* **Action item**
Every record below should be printed again exactly, with its pictures removed.

*** Exercise input Section Begins ***

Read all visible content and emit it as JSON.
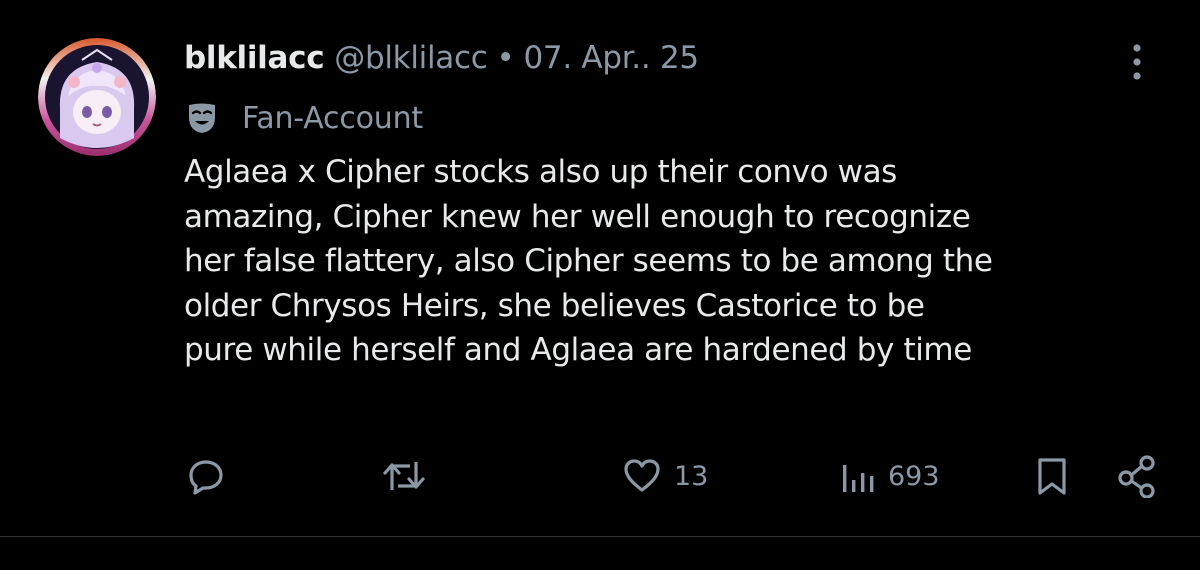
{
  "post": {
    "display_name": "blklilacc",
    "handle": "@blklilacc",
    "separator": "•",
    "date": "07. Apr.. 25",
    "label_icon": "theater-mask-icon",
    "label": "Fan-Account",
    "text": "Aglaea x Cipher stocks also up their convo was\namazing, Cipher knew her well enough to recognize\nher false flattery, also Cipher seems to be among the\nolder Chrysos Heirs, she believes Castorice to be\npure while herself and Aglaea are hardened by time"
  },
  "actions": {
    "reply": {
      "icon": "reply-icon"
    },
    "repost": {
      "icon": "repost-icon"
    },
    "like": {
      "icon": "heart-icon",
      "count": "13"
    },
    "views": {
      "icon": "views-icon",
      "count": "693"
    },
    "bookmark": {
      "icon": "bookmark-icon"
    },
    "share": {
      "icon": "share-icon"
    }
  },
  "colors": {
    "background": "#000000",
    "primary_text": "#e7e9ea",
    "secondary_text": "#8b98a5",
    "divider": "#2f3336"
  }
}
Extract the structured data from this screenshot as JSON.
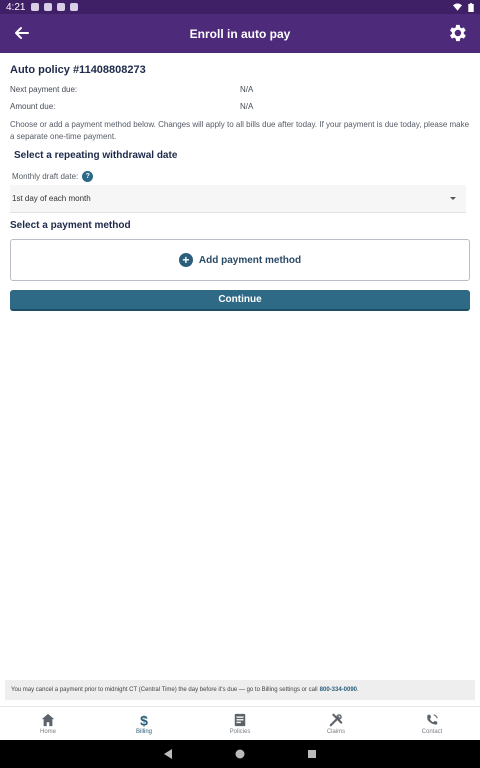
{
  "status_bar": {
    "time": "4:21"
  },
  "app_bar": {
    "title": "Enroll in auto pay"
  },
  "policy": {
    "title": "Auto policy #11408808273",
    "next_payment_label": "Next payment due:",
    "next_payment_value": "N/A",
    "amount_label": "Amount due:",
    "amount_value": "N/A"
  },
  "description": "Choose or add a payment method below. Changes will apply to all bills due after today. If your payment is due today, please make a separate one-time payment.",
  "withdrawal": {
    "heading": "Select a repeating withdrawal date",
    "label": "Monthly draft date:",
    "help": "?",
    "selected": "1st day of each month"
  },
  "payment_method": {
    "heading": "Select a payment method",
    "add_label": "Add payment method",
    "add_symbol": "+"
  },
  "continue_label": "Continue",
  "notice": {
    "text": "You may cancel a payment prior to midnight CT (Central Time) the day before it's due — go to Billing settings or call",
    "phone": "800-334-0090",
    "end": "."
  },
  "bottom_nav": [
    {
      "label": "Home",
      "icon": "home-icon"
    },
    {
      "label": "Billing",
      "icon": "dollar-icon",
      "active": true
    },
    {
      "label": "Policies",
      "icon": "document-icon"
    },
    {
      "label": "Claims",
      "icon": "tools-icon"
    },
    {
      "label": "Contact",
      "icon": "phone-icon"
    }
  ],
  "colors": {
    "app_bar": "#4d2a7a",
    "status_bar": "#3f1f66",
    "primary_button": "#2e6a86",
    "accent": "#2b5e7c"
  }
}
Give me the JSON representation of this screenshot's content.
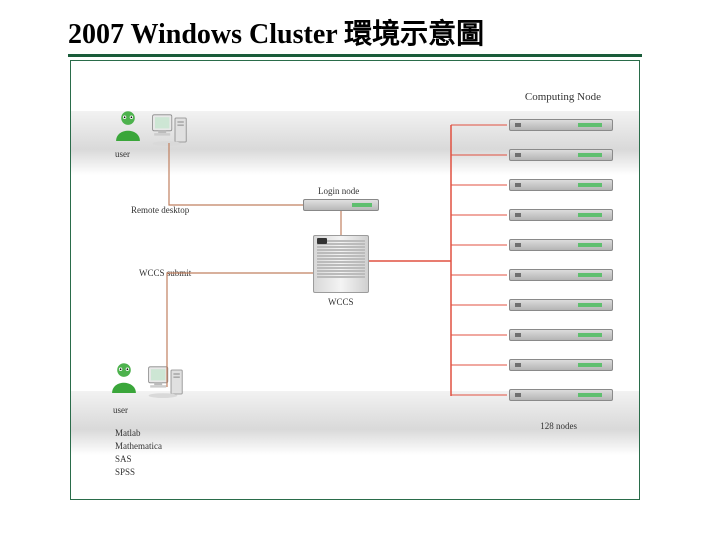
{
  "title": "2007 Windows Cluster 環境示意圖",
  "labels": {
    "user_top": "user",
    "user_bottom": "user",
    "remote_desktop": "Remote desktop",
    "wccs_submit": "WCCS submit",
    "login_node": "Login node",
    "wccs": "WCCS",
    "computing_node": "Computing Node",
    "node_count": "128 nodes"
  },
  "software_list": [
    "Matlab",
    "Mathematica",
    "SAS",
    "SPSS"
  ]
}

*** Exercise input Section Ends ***

* **Solution for this task**
Read all visible content and emit it as JSON.
{
  "post": {
    "display_name": "blklilacc",
    "handle": "@blklilacc",
    "separator": "•",
    "date": "07. Apr.. 25",
    "label_icon": "theater-mask-icon",
    "label": "Fan-Account",
    "text": "Aglaea x Cipher stocks also up their convo was\namazing, Cipher knew her well enough to recognize\nher false flattery, also Cipher seems to be among the\nolder Chrysos Heirs, she believes Castorice to be\npure while herself and Aglaea are hardened by time"
  },
  "actions": {
    "reply": {
      "icon": "reply-icon"
    },
    "repost": {
      "icon": "repost-icon"
    },
    "like": {
      "icon": "heart-icon",
      "count": "13"
    },
    "views": {
      "icon": "views-icon",
      "count": "693"
    },
    "bookmark": {
      "icon": "bookmark-icon"
    },
    "share": {
      "icon": "share-icon"
    }
  },
  "colors": {
    "background": "#000000",
    "primary_text": "#e7e9ea",
    "secondary_text": "#8b98a5",
    "divider": "#2f3336"
  }
}
Extract the structured data from this screenshot as JSON.
{
  "status_bar": {
    "time": "4:21"
  },
  "app_bar": {
    "title": "Enroll in auto pay"
  },
  "policy": {
    "title": "Auto policy #11408808273",
    "next_payment_label": "Next payment due:",
    "next_payment_value": "N/A",
    "amount_label": "Amount due:",
    "amount_value": "N/A"
  },
  "description": "Choose or add a payment method below. Changes will apply to all bills due after today. If your payment is due today, please make a separate one-time payment.",
  "withdrawal": {
    "heading": "Select a repeating withdrawal date",
    "label": "Monthly draft date:",
    "help": "?",
    "selected": "1st day of each month"
  },
  "payment_method": {
    "heading": "Select a payment method",
    "add_label": "Add payment method",
    "add_symbol": "+"
  },
  "continue_label": "Continue",
  "notice": {
    "text": "You may cancel a payment prior to midnight CT (Central Time) the day before it's due — go to Billing settings or call",
    "phone": "800-334-0090",
    "end": "."
  },
  "bottom_nav": [
    {
      "label": "Home",
      "icon": "home-icon"
    },
    {
      "label": "Billing",
      "icon": "dollar-icon",
      "active": true
    },
    {
      "label": "Policies",
      "icon": "document-icon"
    },
    {
      "label": "Claims",
      "icon": "tools-icon"
    },
    {
      "label": "Contact",
      "icon": "phone-icon"
    }
  ],
  "colors": {
    "app_bar": "#4d2a7a",
    "status_bar": "#3f1f66",
    "primary_button": "#2e6a86",
    "accent": "#2b5e7c"
  }
}
Give me the JSON representation of this screenshot's content.
{
  "title": "2007 Windows Cluster 環境示意圖",
  "labels": {
    "user_top": "user",
    "user_bottom": "user",
    "remote_desktop": "Remote desktop",
    "wccs_submit": "WCCS submit",
    "login_node": "Login node",
    "wccs": "WCCS",
    "computing_node": "Computing Node",
    "node_count": "128 nodes"
  },
  "software_list": [
    "Matlab",
    "Mathematica",
    "SAS",
    "SPSS"
  ]
}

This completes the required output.